This keeps parents on their toes, and quilting is unfortunately more on the backburner than in the focus of attention. But I managed to progress my quilt for SAQA’s diaspora exhibition beyond the nibbling-stage, after which the final machine-able seams didn’t take very long.

Then I re-planned, or better: redesigned the text I will stitch on, and just now have returned from the printer where I had it printed to size. So this afternoon will probably – hopefully be spent tracing the letters onto avalon so I will be able to transfer the outlines onto the top.

And I received a very special Syrian Thank-you-'note'. One of the refugees is an upholsterer, and has repaired a chair of mine, which had a rip in the seating.

taking off the old piece...

Now it matches my great-great-grandfather's wing chair, because we could use a piece of leftover fabric from when the old chair was redone ten years ago. 

Saturday, August 15, 2015

Thread Spool Device, II

As promised yesterday, here are photos of my newest achievement.
This is the basic construction, with all the metal holders put into place, On the spur of the moment I decided to go for an alternating arrangement of the holders instead of the strictly regular arrangement which I had been calculating with when ordering the holders in the hardware store. Now I have a couple left over, but as there is room for extension to the right and the left side, I am certain there will be a time when the left-over holders will also be put to use.

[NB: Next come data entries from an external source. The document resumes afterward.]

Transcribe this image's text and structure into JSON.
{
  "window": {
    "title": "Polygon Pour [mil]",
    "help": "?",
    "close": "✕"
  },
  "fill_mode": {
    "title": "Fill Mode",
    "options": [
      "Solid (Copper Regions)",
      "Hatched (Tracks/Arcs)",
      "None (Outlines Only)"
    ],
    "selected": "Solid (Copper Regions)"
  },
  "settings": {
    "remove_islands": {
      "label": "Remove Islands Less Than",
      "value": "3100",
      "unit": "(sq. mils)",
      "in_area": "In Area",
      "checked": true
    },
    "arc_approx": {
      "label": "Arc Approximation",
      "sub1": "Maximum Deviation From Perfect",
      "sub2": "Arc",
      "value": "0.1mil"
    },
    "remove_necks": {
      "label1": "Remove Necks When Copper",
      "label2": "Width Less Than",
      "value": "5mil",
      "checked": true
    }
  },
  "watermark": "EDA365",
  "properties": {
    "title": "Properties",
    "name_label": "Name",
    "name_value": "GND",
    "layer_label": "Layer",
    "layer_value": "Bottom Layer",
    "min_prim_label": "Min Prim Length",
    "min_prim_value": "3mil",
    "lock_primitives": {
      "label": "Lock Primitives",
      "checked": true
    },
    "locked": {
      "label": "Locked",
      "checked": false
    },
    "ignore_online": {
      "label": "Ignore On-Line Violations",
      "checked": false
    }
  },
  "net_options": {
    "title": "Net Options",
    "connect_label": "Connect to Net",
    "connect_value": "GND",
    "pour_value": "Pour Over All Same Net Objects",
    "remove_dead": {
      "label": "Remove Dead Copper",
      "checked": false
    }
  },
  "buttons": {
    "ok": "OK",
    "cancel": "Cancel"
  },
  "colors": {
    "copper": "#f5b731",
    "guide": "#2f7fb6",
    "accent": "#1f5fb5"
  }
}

Right now I don't need all places because there are not quite that many spools to put up yet. But as I am planning to extend my collection to be able to offer longarm quilting with a third kind of thread as opposed to the two kinds I have right now I am sure that these holders will not remain empty very long.

Here is another pretty perspective: face on into thread spools!

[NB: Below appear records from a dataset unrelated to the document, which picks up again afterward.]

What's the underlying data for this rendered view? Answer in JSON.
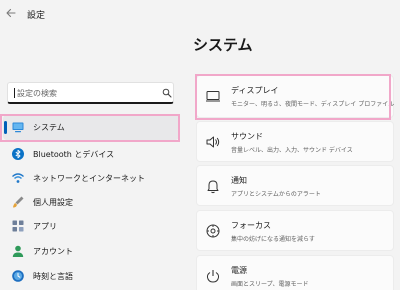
{
  "window": {
    "title": "設定"
  },
  "search": {
    "placeholder": "設定の検索",
    "value": ""
  },
  "sidebar": {
    "items": [
      {
        "label": "システム",
        "icon": "monitor-icon",
        "selected": true
      },
      {
        "label": "Bluetooth とデバイス",
        "icon": "bluetooth-icon"
      },
      {
        "label": "ネットワークとインターネット",
        "icon": "wifi-icon"
      },
      {
        "label": "個人用設定",
        "icon": "brush-icon"
      },
      {
        "label": "アプリ",
        "icon": "apps-icon"
      },
      {
        "label": "アカウント",
        "icon": "person-icon"
      },
      {
        "label": "時刻と言語",
        "icon": "globe-clock-icon"
      }
    ]
  },
  "main": {
    "title": "システム",
    "cards": [
      {
        "title": "ディスプレイ",
        "subtitle": "モニター、明るさ、夜間モード、ディスプレイ プロファイル",
        "icon": "display-icon"
      },
      {
        "title": "サウンド",
        "subtitle": "音量レベル、出力、入力、サウンド デバイス",
        "icon": "speaker-icon"
      },
      {
        "title": "通知",
        "subtitle": "アプリとシステムからのアラート",
        "icon": "bell-icon"
      },
      {
        "title": "フォーカス",
        "subtitle": "集中の妨げになる通知を減らす",
        "icon": "focus-icon"
      },
      {
        "title": "電源",
        "subtitle": "画面とスリープ、電源モード",
        "icon": "power-icon"
      }
    ]
  },
  "colors": {
    "accent": "#005fb8",
    "highlight": "#f1a7c9",
    "background": "#f3f3f3"
  }
}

I finished the binding of my first pantograph-patterned quilt, too. It is a sampler of star blocks I had been using to teach a local workshop and just never put together and finished. Now that the longarm made things so much easier, it will finally find its purpose as a donated prize for a lottery for a local organization that supports families with Down-syndrome children.

Friday, August 14, 2015

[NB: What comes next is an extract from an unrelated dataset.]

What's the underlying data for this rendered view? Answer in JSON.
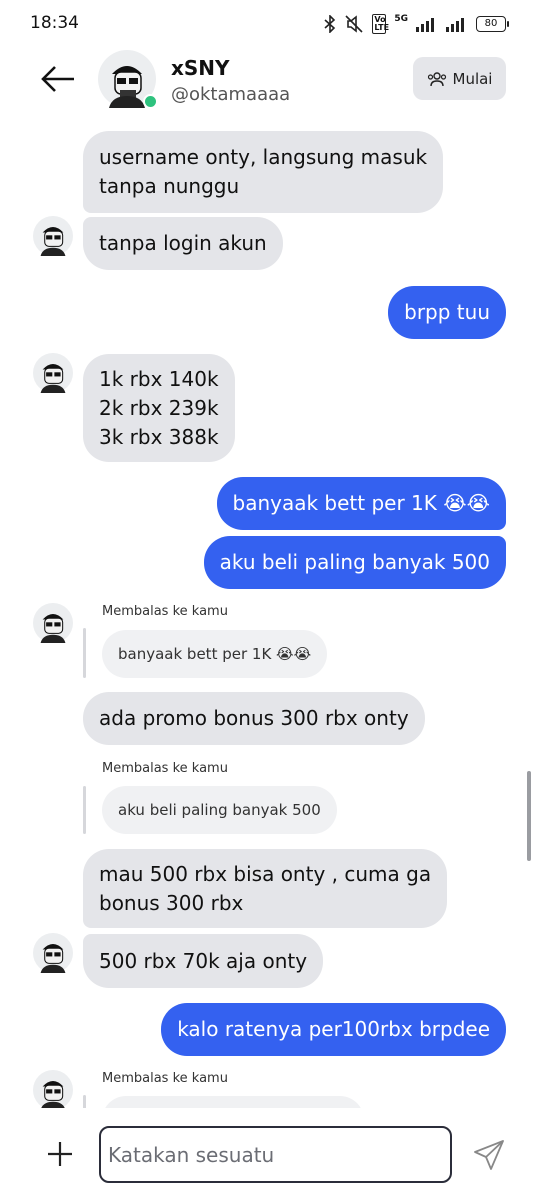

Thread Spool Device

My husband is very supportive of my quilting activities, and I have repeatedly acknowledged his advice and willingness to carry rotary irons down into thebasement, or large sewing tables up to the first floor, or to assemble longarm machines  over a series of several days.
But for various reasons (which I understand and regretfully respect) he would never make me something as beautiful as this thread spool holder, which I saw recently in Barbara Lange’s   work room. 

Her husband is a fantastic woodworker and makes all kinds of cool stuff like this. She wouldn’t rent him out, though, and to be honest I did not dare ask him directly... But as my boxes in which I had been keeping my large thread spools (and which I have written about on my German blog here) were getting too small, especially now that I stocked up on threads for the longarm machine, I figured I had to find a solution.
After some thinking and several trips to hardware stores I had made up my mind as to what I was going to do. Loosely based on the thread spool storage I had seen in the room I was teaching in in Landshut a couple of years ago, I developed a plan.
I got myself a wooden board, screws, and various pieces of equipment.

I took exact measurement

and then I started attaching six metal bars that can hold supports for shelf boards. 

The board is larger than I need right now - first calculations mentioned up to 90 spools, a number which I don't have right now, if I am correct (haven't counted, actually), but assume that I could reach in not too far a future. But I can add a few more of those metal bars. My husband's battery-driven screw-driver was very helpful, but as I have some experience in putting up shelves entirely on my own I had not expected any difficulties in this stage of the evolution of the project.  (The only difficulty I encountered was when I was trying to bring this board home from the store on my bike, and I had to throw out all my womanly pride and call my husband to come and pick me up, uh, well, the board. And then he told me he had been expecting me to call...!)
Anyway - it's finished. And I will install all the holders on it tomorrow and  put it in the workroom .